You wouldn't think it'd be so hard to get all the Play issues, but I had trouble with it for some reason. I'm sure it has to do with the fact that Dave Halverson's mags never have astronomical circulation figures, but at the same time, it's not like Play is ancient history -- it only started in 2001, after all. Yet, to get the very last issue I needed (February 2002), I wound up having to beg Play staff 'cos I just couldn't track down a copy anywhere else.

(It doesn't help that Play's numbering is a little confusing at the start. The first issue in 2001 is the "Premiere Issue"; Feb '02 is then "Issue 1", and so forth. The staff must've realized this was a little odd, because the May '02 edition is "Issue 5", skipping the number 4 entirely and more accurately representing the actual number of issues released.)

Play is the sort of magazine that quite literally no other publisher could release right now. That's because big-time publishers, like Ziff or Future, have higher standards for what they consider a "successful" magazine -- to a large company that publishes multiple mags, a title merely being profitable isn't enough. Let's say that Magazine X makes around $500,000 in profit per year after everything's accounted for.

To a large magazine publisher, one whose revenue goes into the tens of millions, that may not be enough to make it worth their time to continue the title. (Ziff, at its height, was infamous for cancelling magazines that still had positive cash flow, including the still-missed Creative Computing in 1985.)

But to a more small-time, private operation -- such as Halverson's Fusion Publishing -- any mag that pays the salaries, covers costs, and earns a bit of extra on the top is worth keeping in circulation. I'm not going to start spouting nonsense like "Play has passion, the big publishers don't" because that's oversimplifying things to the extreme, but it's a fact that small publishers have different priorities from the big fish in the mag biz.
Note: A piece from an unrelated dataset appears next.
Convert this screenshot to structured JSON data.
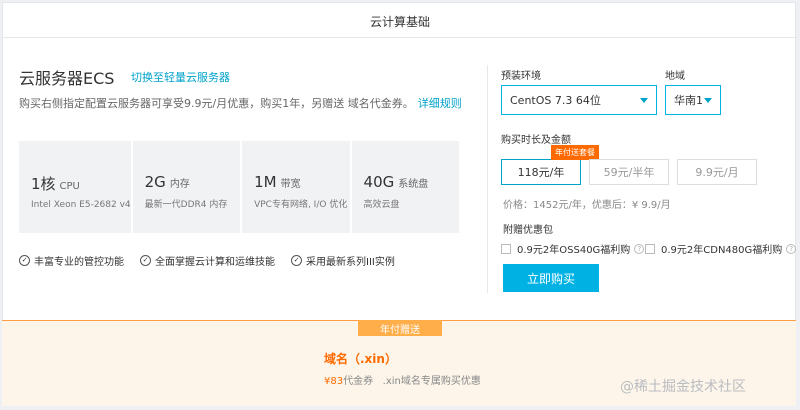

And certainly, I'm glad that Play is still going strong after 70 issues. The first year or so frankly wasn't all that good, but once Halverson and crew got into the groove, the mag really began to succeed covering the "hardcore" angle of GameFan and Gamer's Republic while actually looking like something you'd want to read.

I've talked in the past about how I consistently love their cover design, and their internals are always nice and subdued, too, letting the pictures do the talking. They'll undoubtedly face continuing challenges in the future -- the rapidly-contracting anime marketplace, for example, which provides a fair chunk of their ad pages -- but I hope they'll be around for a long time to come.

(PS. Did anyone keep their copy of GameGO! or Stuff Gamer? I'm looking for both, so email me if you have 'em.)

[Kevin Gifford breeds ferrets and runs Magweasel, a site for collectors and fans of old video-game and computer magazines. He's also an editor at Newtype USA magazine.]